There was one paragraph in the book that really stood out to me; made me shutter and gasp in shock….
In 1905, a French doctor observed that a decapitated criminal’s eyelids and lips worked for five seconds before the face relaxed and the eyes rolled back, at which point he called out the man’s name, only to see the eyes fixing themselves on him and the pupils focusing before the lids fell and the pupils glazed over. The whole process had taken twenty-five to thirty seconds. In 1989, the face of a man decapitated in a car accident registered shock, then terror, then grief, as the living eyes looked directly at the witness before dimming. In 1956, two French doctors concluded: ‘Death is not instantaneous: every element survives decapitation. It is a savage vivisection.’ In 1983, another medical study found that ‘no matter how efficient the method of execution, at least two to three seconds of intense pain cannot be avoided’. However, once the spine is severed, the perception of pain recedes. Some victims have not responded at all to stimuli, so it must therefore be concluded that they were knocked unconscious by the impact of the blow, or fainted due to the dramatic loss in blood pressure, and felt virtually nothing, while others – including perhaps Anne Boleyn – did experience a few dreadful moments of awareness of what was happening.
When reading this I had to stop. It was the middle of the night, sitting in a plane and I cried, I wept and wept and wept. I pray to God above upon everything that is good in this world that Anne did not feel any pain. That her final moments were quick and painless and she knew nothing but happy memories.
This book inspired me to write my own piece about Anne Boleyn and her final days. It was such a huge source of inspiration and I have credited it heavily in my own writing. This book gave me the strength and the courage and the pure desire to write about Anne’s final nineteen days about this earth. And thanks to this book I have my own piece of writing (all 45 pages and 22 000 words!!) to treasure as my own.

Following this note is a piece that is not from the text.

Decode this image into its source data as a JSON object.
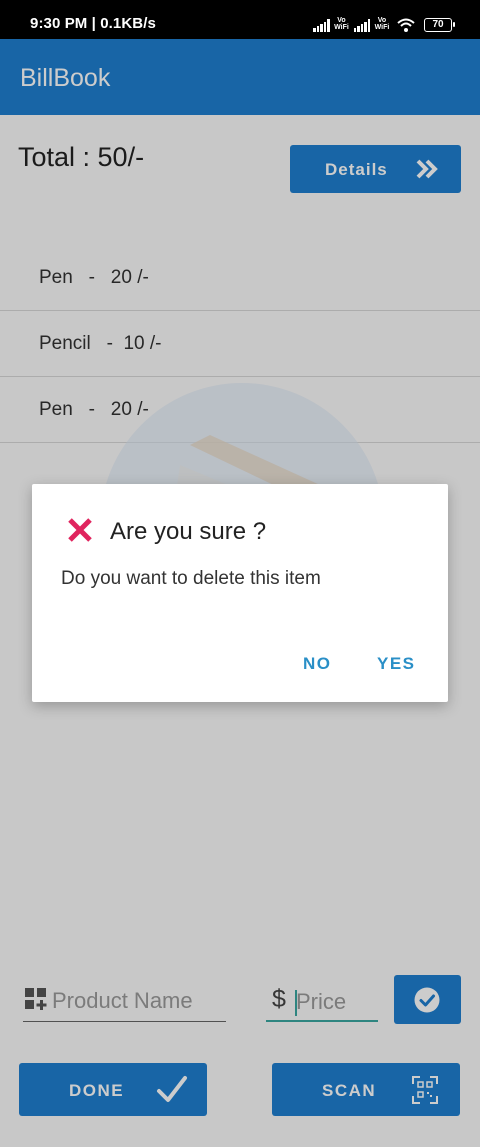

I still use this book as my constant resource. I purposely bought the hardcover version as I knew I would be referring back to it many, many times and I was right. Everything I read about Anne now I refer back to this book. Every tiny detail, to the clothing she was wearing on certain dates, to the path she walked from the Queen’s lodgings to the scaffold, to her final prayer. This book is one of the best, well in my opinion, the BEST resource for Anne Boleyn’s downfall. I re read small sections of it regularly and find myself staring at the images contained within the pages often.

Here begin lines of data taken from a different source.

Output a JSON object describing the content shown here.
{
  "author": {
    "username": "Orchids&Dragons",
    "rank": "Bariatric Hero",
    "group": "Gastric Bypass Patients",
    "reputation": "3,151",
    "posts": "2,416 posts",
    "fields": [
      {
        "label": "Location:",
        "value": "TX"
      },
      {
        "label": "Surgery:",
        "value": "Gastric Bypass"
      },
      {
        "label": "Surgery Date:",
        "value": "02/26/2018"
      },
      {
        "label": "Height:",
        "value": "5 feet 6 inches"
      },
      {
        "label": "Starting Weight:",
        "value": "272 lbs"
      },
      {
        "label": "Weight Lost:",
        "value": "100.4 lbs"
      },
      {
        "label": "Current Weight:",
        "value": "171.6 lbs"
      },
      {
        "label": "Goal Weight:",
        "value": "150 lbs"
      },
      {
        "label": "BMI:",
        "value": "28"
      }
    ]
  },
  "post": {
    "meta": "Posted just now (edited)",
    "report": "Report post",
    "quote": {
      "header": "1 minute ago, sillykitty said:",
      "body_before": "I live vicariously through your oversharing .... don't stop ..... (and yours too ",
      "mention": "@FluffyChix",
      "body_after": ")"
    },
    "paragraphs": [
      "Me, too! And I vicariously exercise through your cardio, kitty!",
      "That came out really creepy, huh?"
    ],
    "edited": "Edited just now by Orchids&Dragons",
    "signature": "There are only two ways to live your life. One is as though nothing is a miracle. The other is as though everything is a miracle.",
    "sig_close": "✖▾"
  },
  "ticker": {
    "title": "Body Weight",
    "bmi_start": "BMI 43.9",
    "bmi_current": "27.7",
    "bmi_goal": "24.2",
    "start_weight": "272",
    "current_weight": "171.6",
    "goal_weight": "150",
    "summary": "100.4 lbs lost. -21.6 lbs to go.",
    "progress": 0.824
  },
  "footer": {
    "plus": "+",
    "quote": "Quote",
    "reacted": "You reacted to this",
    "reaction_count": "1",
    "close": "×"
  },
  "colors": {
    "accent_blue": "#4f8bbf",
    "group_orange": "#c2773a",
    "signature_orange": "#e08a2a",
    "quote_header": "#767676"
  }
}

The Lady in the Tower is my absolute favourite book in the entire world. It takes pride and joy on my Tudor bookshelf (which is now getting so crowded that I’m going to have to make another one!) I love it to pieces and I would recommend that anyone who can get a copy of it give it a read. It is beautifully written, just as all of Alison Weir’s books are. It is captivating and within the pages are woven such extreme emotions that I would challenge anyone not to feel heartache and pain for Anne Boleyn as they read. I would boldly say this is the most comprehensive, detailed and emotionally written book detailing the fall and execution of Anne Boleyn.